Citation: Mattock E and Blocker AJ (2017) How Do the Virulence Factors of Shigella Work Together to Cause Disease? Front. Cell. Infect. Microbiol. 7:64. doi: 10.3389/fcimb.2017.00064
Received: 16 December 2016; Accepted: 21 February 2017;
Published: 24 March 2017.
Edited by:Jean Celli, Washington State University, USA
Reviewed by:Cammie Lesser, Massachusetts General Hospital, USA
Erin R. Murphy, Ohio University, USA
Copyright © 2017 Mattock and Blocker. This is an open-access article distributed under the terms of the Creative Commons Attribution License (CC BY). The use, distribution or reproduction in other forums is permitted, provided the original author(s) or licensor are credited and that the original publication in this journal is cited, in accordance with accepted academic practice. No use, distribution or reproduction is permitted which does not comply with these terms.
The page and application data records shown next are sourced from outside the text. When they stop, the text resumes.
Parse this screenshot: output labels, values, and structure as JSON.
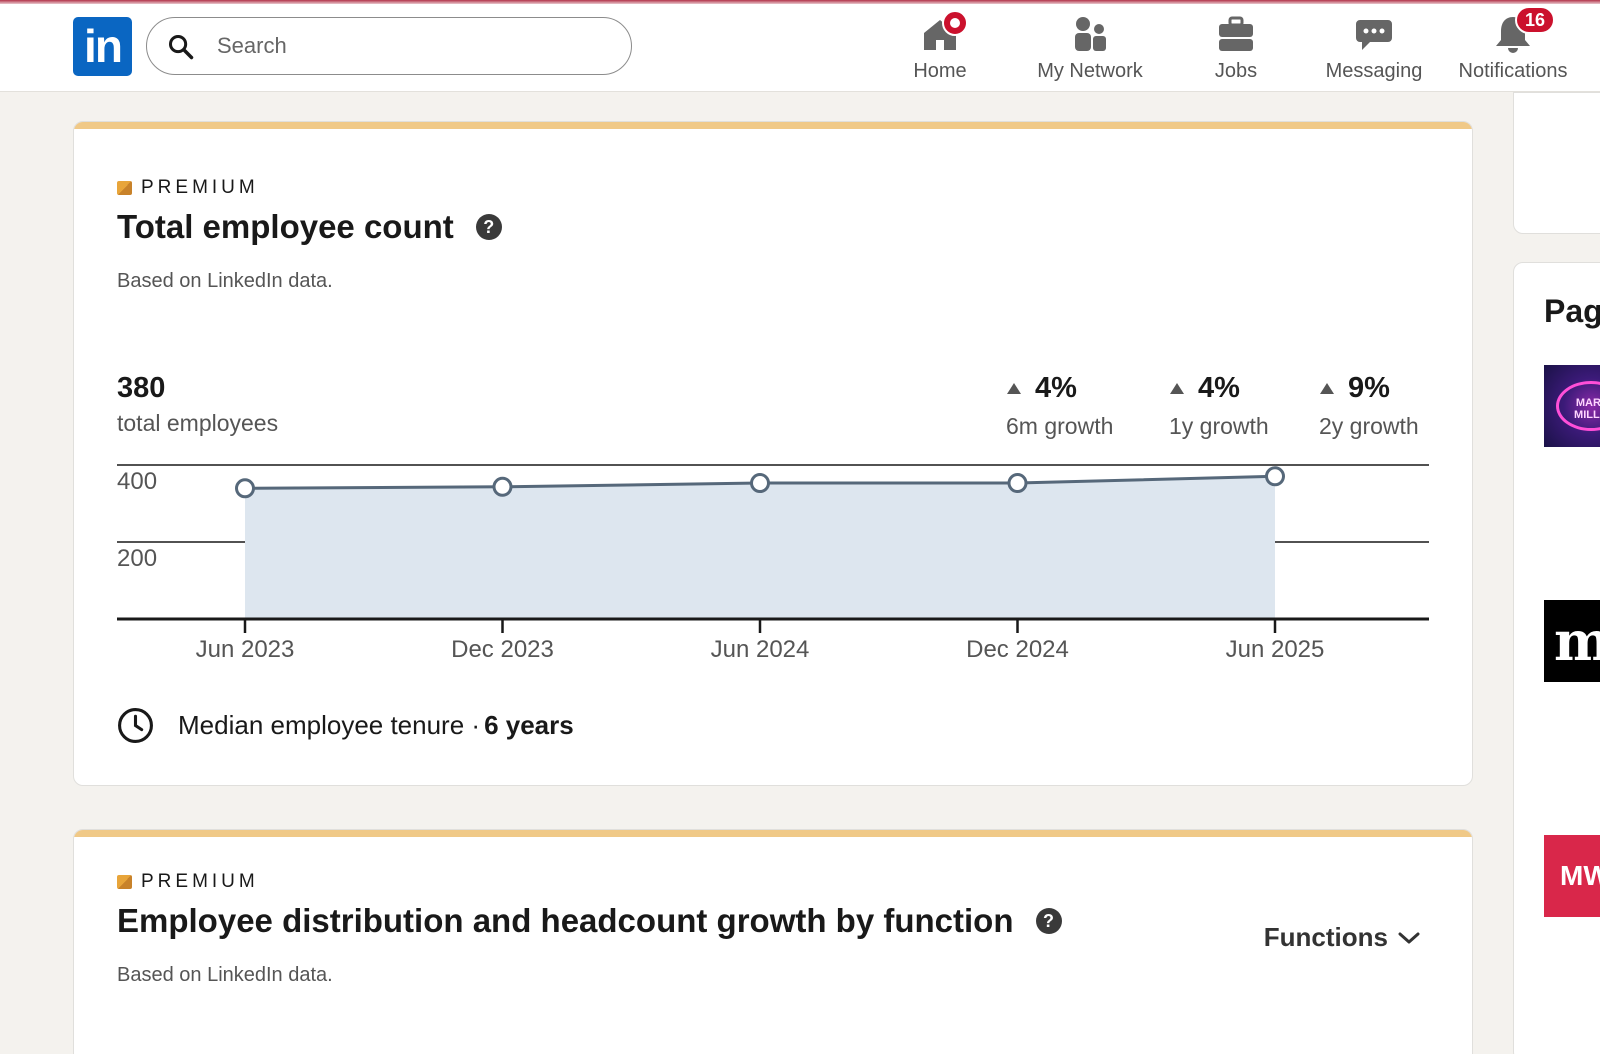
{
  "header": {
    "logo_text": "in",
    "search_placeholder": "Search",
    "nav": {
      "home": "Home",
      "network": "My Network",
      "jobs": "Jobs",
      "messaging": "Messaging",
      "notifications": "Notifications",
      "notifications_badge": "16"
    }
  },
  "card1": {
    "premium_label": "PREMIUM",
    "title": "Total employee count",
    "subtitle": "Based on LinkedIn data.",
    "total_value": "380",
    "total_label": "total employees",
    "growth": [
      {
        "value": "4%",
        "label": "6m growth"
      },
      {
        "value": "4%",
        "label": "1y growth"
      },
      {
        "value": "9%",
        "label": "2y growth"
      }
    ],
    "tenure_label": "Median employee tenure ·",
    "tenure_value": "6 years"
  },
  "chart_data": {
    "type": "area",
    "title": "",
    "xlabel": "",
    "ylabel": "",
    "x": [
      "Jun 2023",
      "Dec 2023",
      "Jun 2024",
      "Dec 2024",
      "Jun 2025"
    ],
    "y_ticks": [
      "400",
      "200"
    ],
    "ylim": [
      0,
      410
    ],
    "series": [
      {
        "values": [
          348,
          352,
          362,
          362,
          380
        ]
      }
    ],
    "grid": true,
    "colors": {
      "line": "#56687a",
      "fill": "#dde6ef",
      "marker_fill": "#ffffff"
    }
  },
  "card2": {
    "premium_label": "PREMIUM",
    "title": "Employee distribution and headcount growth by function",
    "subtitle": "Based on LinkedIn data.",
    "functions_label": "Functions"
  },
  "sidebar": {
    "title": "Pag",
    "thumb1_text": "THE MARKETI MILLENNI",
    "thumb2_text": "mi",
    "thumb3_text": "MW"
  },
  "colors": {
    "brand": "#0a66c2",
    "badge": "#cb112d",
    "premium_accent": "#f0c987"
  }
}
*Correspondence: Ariel J. Blocker, firstname.lastname@example.org